Rachel Carson

Biologist, Environmentalist and Writer

Why She’s Amazing

Rachel didn’t want to be a princess. She wanted to be more.

Rachel loved nature as a child, and she turned that passion into a career that made a lasting impact on the world. Rachel became a marine biologist, environmentalist and writer who alerted the world to the environmental impact of fertilizers and pesticides. She is known as the founder of the global environmental movement. Her legacy also includes the establishment of the U.S. Environmental Protection Agency.

She wrote and published four books, including her best-known book, Silent Spring, which led to a presidential commission that largely endorsed her findings and helped to shape a growing environmental consciousness. All of Rachel’s books highlighted her love of nature while also serving as a warning of how humans needed to be more aware of how their actions affect the environment.

Rachel received many awards for her work, including:

  • Second woman to be elected to the National Institute of Arts and Letters
  • National Book Award
  • John Burroughs Medal
  • Honorary degrees from several universities
  • Posthumously awarded the Presidential Medal of Freedom by President Carter in 1980

“It is not easy to be a pioneer – but oh, it is fascinating!” – Rachel Carson

Her Determination

Rachel faced objections to her dream of becoming a scientist merely because she was a girl. She was told to be a mother, cook or nurse. Rachel didn’t listen. Instead, she believed in herself and went on to earn a masters degree in marine zoology.
Rachel accepted a position with the U.S. Bureau of Fisheries in 1935. She wrote radio scripts on marine life and these articles were published regularly by the Baltimore Sun. Her dedication and innovative perspective earned her the role of editor-in-chief of the information department.

From there, Rachel wrote her first book focused on the damage that chemicals, pesticides and man-made products were having on the environment. While the academic community backed the book’s scientific claims, the chemical trade industry groups and conservative legislators branded her as an alarmist and opposed to economic freedom.
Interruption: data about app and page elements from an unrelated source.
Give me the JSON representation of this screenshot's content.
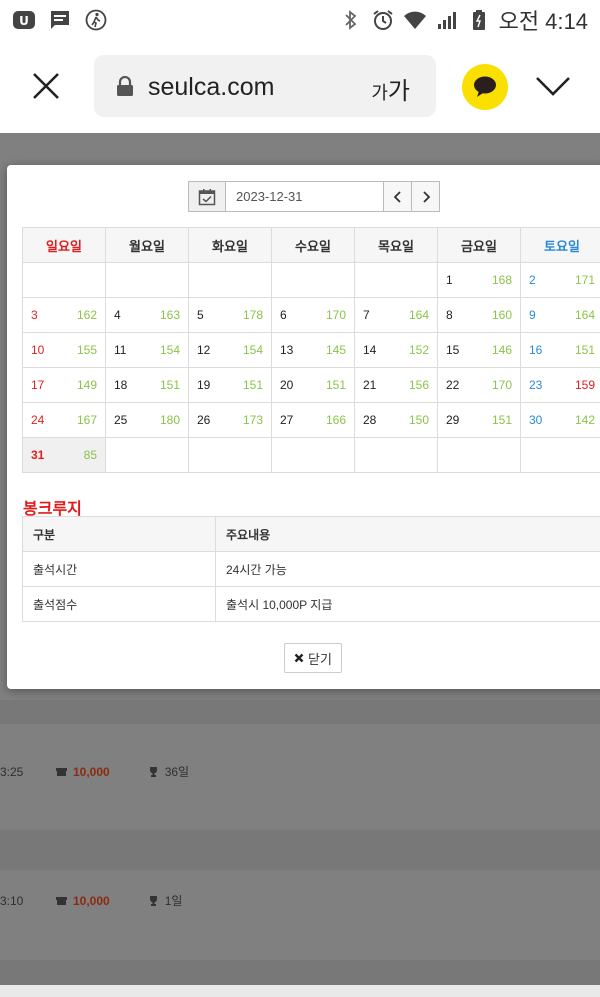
{
  "status_bar": {
    "time": "오전 4:14"
  },
  "browser": {
    "url": "seulca.com",
    "font_size_label_small": "가",
    "font_size_label_large": "가"
  },
  "calendar": {
    "date_value": "2023-12-31",
    "weekdays": [
      "일요일",
      "월요일",
      "화요일",
      "수요일",
      "목요일",
      "금요일",
      "토요일"
    ],
    "weeks": [
      [
        null,
        null,
        null,
        null,
        null,
        {
          "d": "1",
          "n": "168"
        },
        {
          "d": "2",
          "n": "171"
        }
      ],
      [
        {
          "d": "3",
          "n": "162"
        },
        {
          "d": "4",
          "n": "163"
        },
        {
          "d": "5",
          "n": "178"
        },
        {
          "d": "6",
          "n": "170"
        },
        {
          "d": "7",
          "n": "164"
        },
        {
          "d": "8",
          "n": "160"
        },
        {
          "d": "9",
          "n": "164"
        }
      ],
      [
        {
          "d": "10",
          "n": "155"
        },
        {
          "d": "11",
          "n": "154"
        },
        {
          "d": "12",
          "n": "154"
        },
        {
          "d": "13",
          "n": "145"
        },
        {
          "d": "14",
          "n": "152"
        },
        {
          "d": "15",
          "n": "146"
        },
        {
          "d": "16",
          "n": "151"
        }
      ],
      [
        {
          "d": "17",
          "n": "149"
        },
        {
          "d": "18",
          "n": "151"
        },
        {
          "d": "19",
          "n": "151"
        },
        {
          "d": "20",
          "n": "151"
        },
        {
          "d": "21",
          "n": "156"
        },
        {
          "d": "22",
          "n": "170"
        },
        {
          "d": "23",
          "n": "159"
        }
      ],
      [
        {
          "d": "24",
          "n": "167"
        },
        {
          "d": "25",
          "n": "180"
        },
        {
          "d": "26",
          "n": "173"
        },
        {
          "d": "27",
          "n": "166"
        },
        {
          "d": "28",
          "n": "150"
        },
        {
          "d": "29",
          "n": "151"
        },
        {
          "d": "30",
          "n": "142"
        }
      ],
      [
        {
          "d": "31",
          "n": "85"
        },
        null,
        null,
        null,
        null,
        null,
        null
      ]
    ]
  },
  "info": {
    "title": "봉크루지",
    "headers": [
      "구분",
      "주요내용"
    ],
    "rows": [
      [
        "출석시간",
        "24시간 가능"
      ],
      [
        "출석점수",
        "출석시 10,000P 지급"
      ]
    ]
  },
  "close_label": "닫기",
  "background_rows": [
    {
      "time": "3:25",
      "amount": "10,000",
      "days": "36일"
    },
    {
      "time": "3:10",
      "amount": "10,000",
      "days": "1일"
    }
  ],
  "colors": {
    "sunday": "#e02020",
    "saturday": "#2a8ad4",
    "count": "#8bc34a",
    "title": "#e41a1a",
    "kakao": "#f9e000"
  }
}
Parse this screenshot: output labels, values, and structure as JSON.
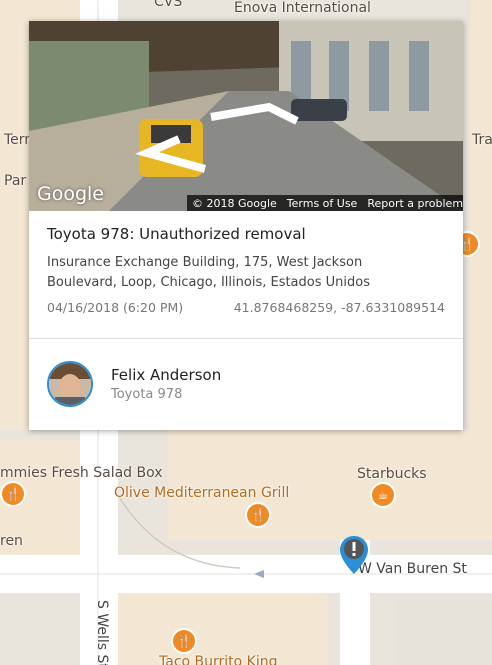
{
  "map": {
    "labels": {
      "cvs": "CVS",
      "enova": "Enova International",
      "term": "Term",
      "par": "Par",
      "tra": "Tra",
      "salad": "mmies Fresh Salad Box",
      "olive": "Olive Mediterranean Grill",
      "starbucks": "Starbucks",
      "ren": "ren",
      "van_buren": "W Van Buren St",
      "wells": "S Wells St",
      "taco": "Taco Burrito King"
    },
    "colors": {
      "background": "#e9e5dc",
      "building": "#f3e7d3",
      "road": "#ffffff",
      "poi": "#f08a24",
      "marker": "#2a8fd6"
    },
    "icons": {
      "restaurant": "fork-knife-icon",
      "cafe": "coffee-cup-icon",
      "alert": "exclamation-icon"
    }
  },
  "card": {
    "street_view": {
      "logo": "Google",
      "copyright": "© 2018 Google",
      "terms": "Terms of Use",
      "report": "Report a problem"
    },
    "event": {
      "title": "Toyota 978: Unauthorized removal",
      "address": "Insurance Exchange Building, 175, West Jackson Boulevard, Loop, Chicago, Illinois, Estados Unidos",
      "datetime": "04/16/2018 (6:20 PM)",
      "coordinates": "41.8768468259, -87.6331089514"
    },
    "driver": {
      "name": "Felix Anderson",
      "vehicle": "Toyota 978"
    }
  }
}
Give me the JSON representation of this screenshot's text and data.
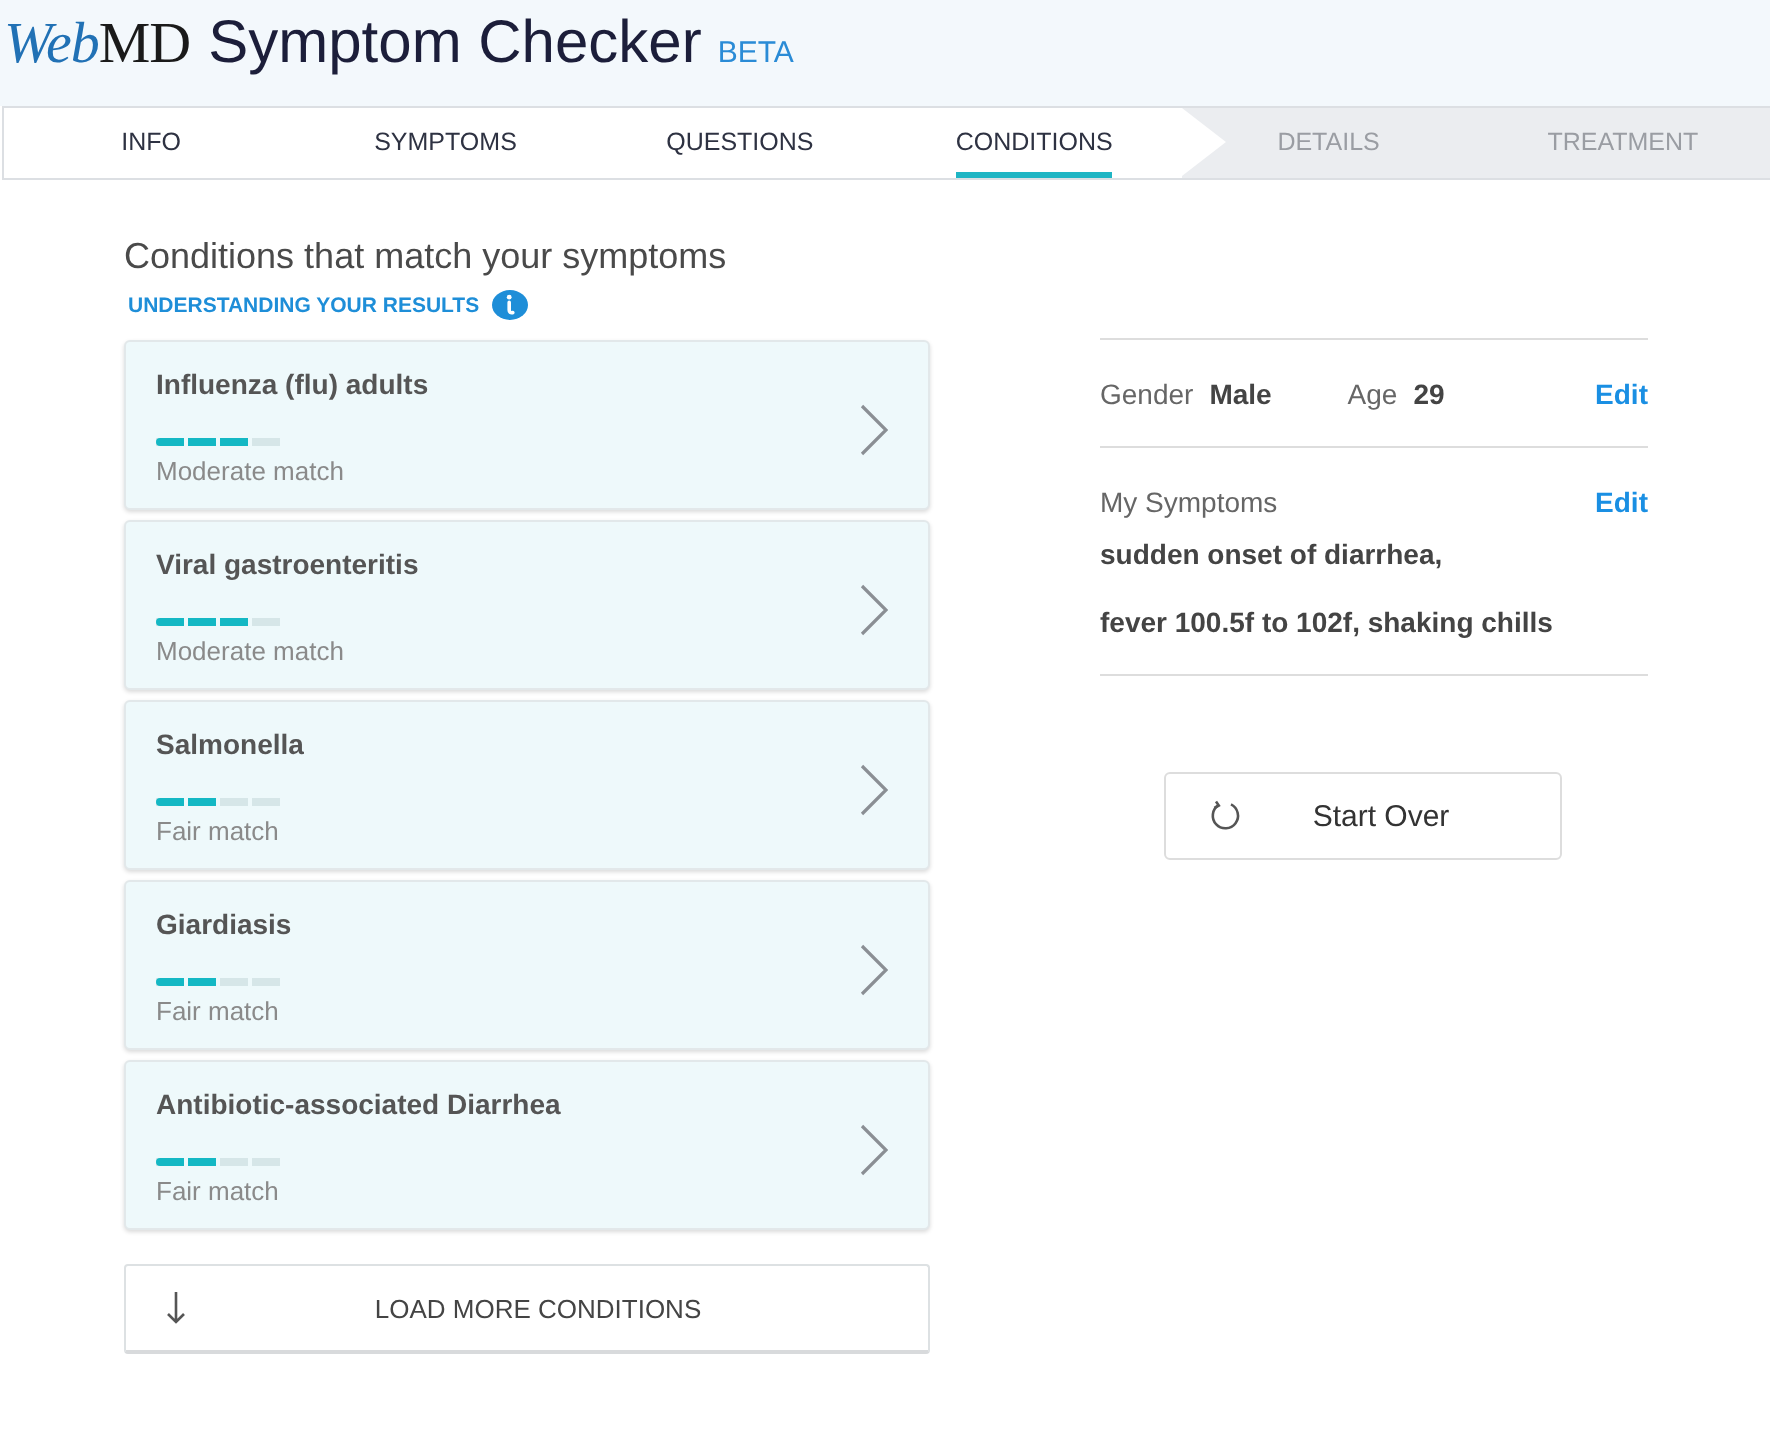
{
  "header": {
    "logo": {
      "part_1": "Web",
      "part_2": "MD"
    },
    "title": "Symptom Checker",
    "badge": "BETA"
  },
  "tabs": [
    {
      "label": "INFO",
      "selected": false,
      "disabled": false
    },
    {
      "label": "SYMPTOMS",
      "selected": false,
      "disabled": false
    },
    {
      "label": "QUESTIONS",
      "selected": false,
      "disabled": false
    },
    {
      "label": "CONDITIONS",
      "selected": true,
      "disabled": false
    },
    {
      "label": "DETAILS",
      "selected": false,
      "disabled": true
    },
    {
      "label": "TREATMENT",
      "selected": false,
      "disabled": true
    }
  ],
  "results": {
    "heading": "Conditions that match your symptoms",
    "help_link": "UNDERSTANDING YOUR RESULTS",
    "conditions": [
      {
        "name": "Influenza (flu) adults",
        "level": 0.75,
        "match": "Moderate match"
      },
      {
        "name": "Viral gastroenteritis",
        "level": 0.75,
        "match": "Moderate match"
      },
      {
        "name": "Salmonella",
        "level": 0.5,
        "match": "Fair match"
      },
      {
        "name": "Giardiasis",
        "level": 0.5,
        "match": "Fair match"
      },
      {
        "name": "Antibiotic-associated Diarrhea",
        "level": 0.5,
        "match": "Fair match"
      }
    ],
    "load_more": "LOAD MORE CONDITIONS"
  },
  "profile": {
    "gender_label": "Gender",
    "gender": "Male",
    "age_label": "Age",
    "age": "29",
    "edit": "Edit"
  },
  "symptoms": {
    "label": "My Symptoms",
    "edit": "Edit",
    "items": [
      "sudden onset of diarrhea,",
      "fever 100.5f to 102f, shaking chills"
    ]
  },
  "start_over": "Start Over"
}
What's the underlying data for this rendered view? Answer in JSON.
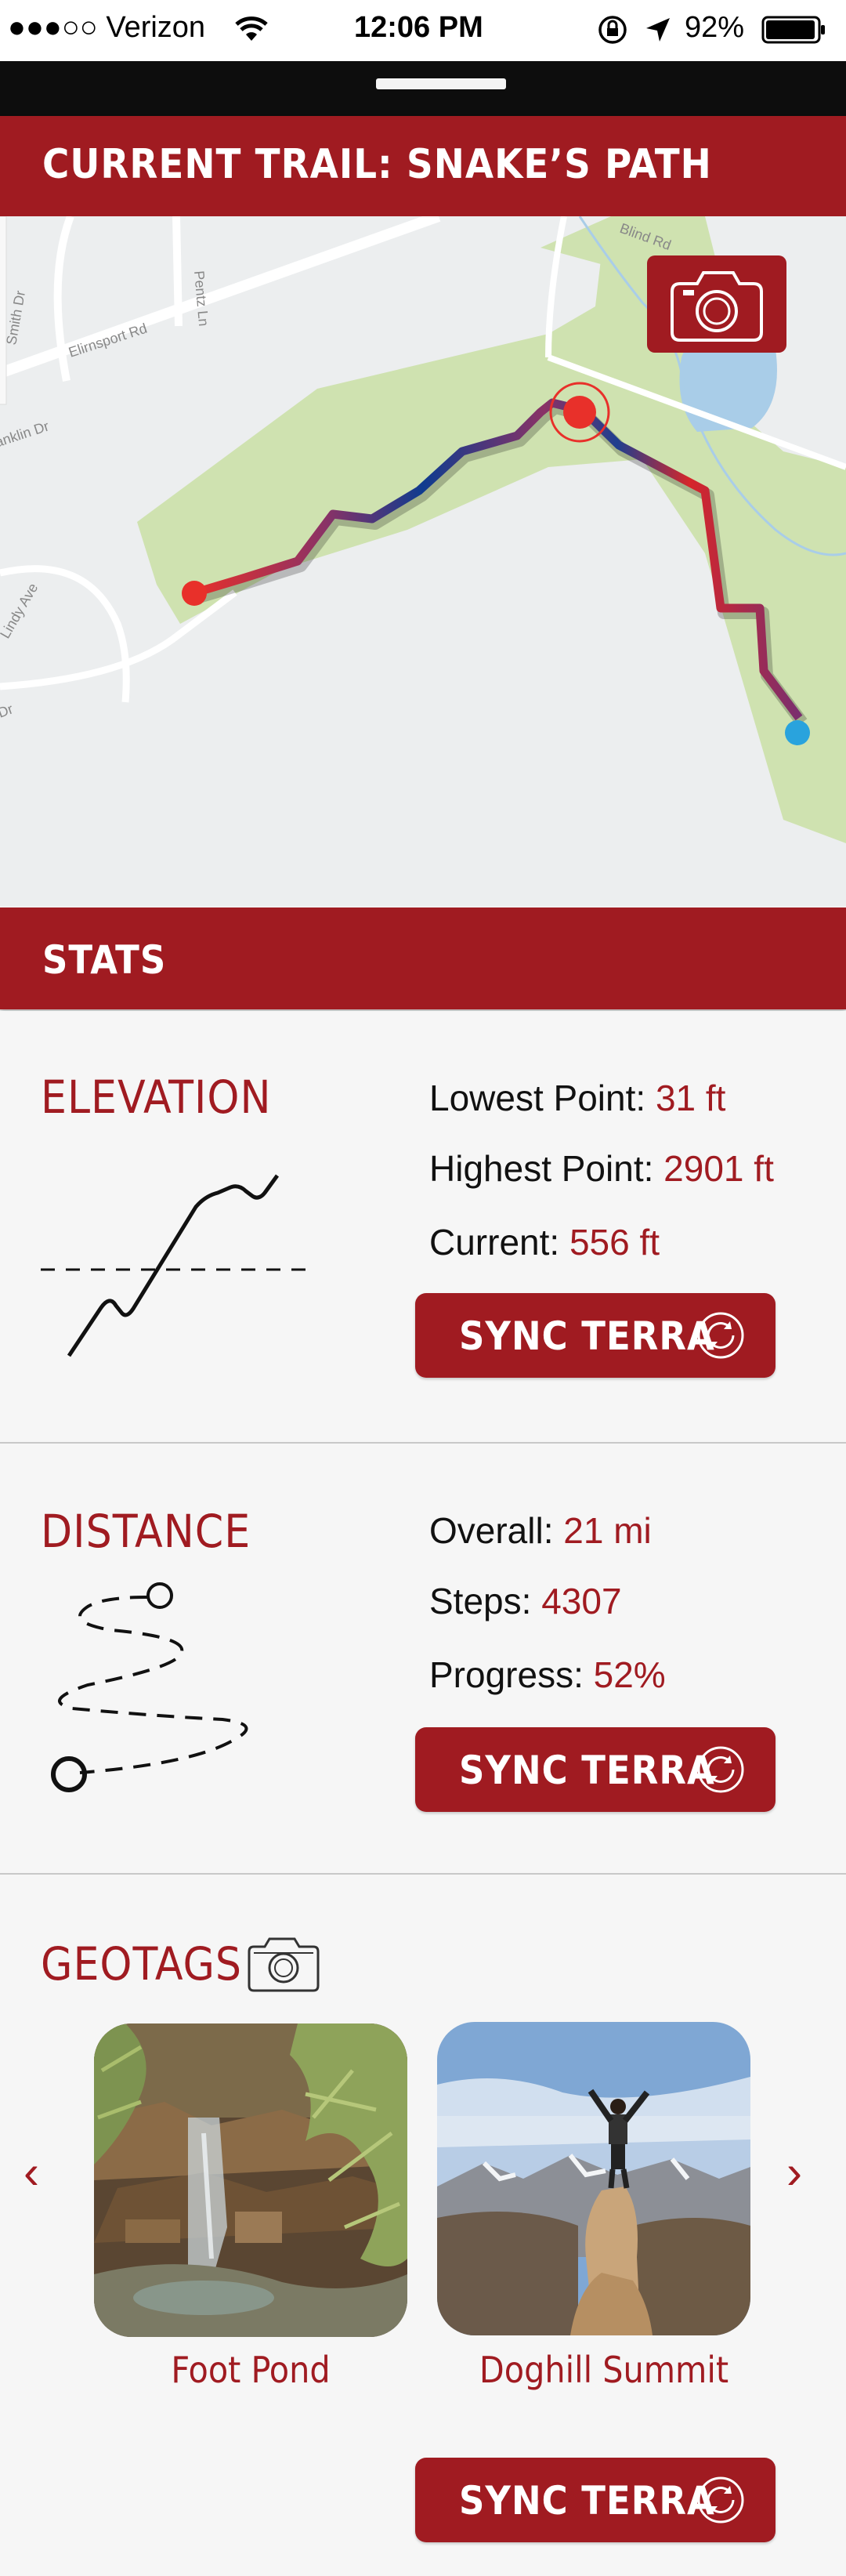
{
  "status_bar": {
    "carrier": "●●●○○ Verizon",
    "time": "12:06 PM",
    "battery": "92%"
  },
  "trail": {
    "title": "CURRENT TRAIL: SNAKE’S PATH"
  },
  "map": {
    "streets": [
      "Smith Dr",
      "Pentz Ln",
      "Elirnsport Rd",
      "Franklin Dr",
      "Lindy Ave",
      "Dr",
      "Blind Rd"
    ]
  },
  "stats": {
    "title": "STATS"
  },
  "elevation": {
    "title": "ELEVATION",
    "lowest_label": "Lowest Point: ",
    "lowest_value": "31 ft",
    "highest_label": "Highest Point: ",
    "highest_value": "2901 ft",
    "current_label": "Current: ",
    "current_value": "556 ft",
    "sync_label": "SYNC TERRA"
  },
  "distance": {
    "title": "DISTANCE",
    "overall_label": "Overall: ",
    "overall_value": "21 mi",
    "steps_label": "Steps: ",
    "steps_value": "4307",
    "progress_label": "Progress: ",
    "progress_value": "52%",
    "sync_label": "SYNC TERRA"
  },
  "geotags": {
    "title": "GEOTAGS",
    "items": [
      {
        "caption": "Foot Pond"
      },
      {
        "caption": "Doghill Summit"
      }
    ],
    "sync_label": "SYNC TERRA"
  },
  "colors": {
    "accent": "#a01b21",
    "park": "#cfe2b0",
    "route_start": "#e8302a",
    "route_end": "#29a3dd"
  }
}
Rachel was undeterred. She remained calm and convincing, and public opinion soon turned her way. Even more, Rachel spoke before Congress in 1963, calling for polices to be put in place that protect not only the environment, but also human health. Rachel’s determination and environmental legacy cannot be overstated.

A True Inspiration

Rachel is widely remembered as an early activist who worked to preserve the world for future generations. Her prose in Silent Spring gave voice to millions who opposed a value system that placed greater importance on economic efficiency than on ending the poisoning of the environment. An incredible validation came after Rachel’s death when the Editor-in-Chief of the Chemical & Engineering News Rudy M. Baum, acknowledged the power of Silent Spring almost two decades later in 2007.

Rachel’s inspiration also lives on through the Rachel Carson Award, a premier award honoring distinguished female leaders impacting the environmental world. The National Audubon Society’s Women in Conservation presents the award annually to recognize “women whose immense talent, expertise, and energy greatly advance conservation and the environmental movement locally and globally.”

Rachel once said, “The more clearly we can focus our attention on the wonders and realities of the universe, the less taste we shall have for destruction.” For her, the beauty of nature was worth the courage it took to protect it.

Fun Facts:

  • In its “100 most important people of the 20th Century” issue, Time magazine said, “Before there was an environmental movement, there was one brave woman and her very brave book.”
  • At just 10 years old, Rachel published her first story in St. Nicholas Magazine.
  • Before discovering her love of science, Rachel wanted to be a writer.
  • In 1981, the U.S. Postal Service issued a Rachel Carson stamp.
  • Rachel’s pesticide initiative led to the banning of DDT in the United States in 1972 and internationally in 2004.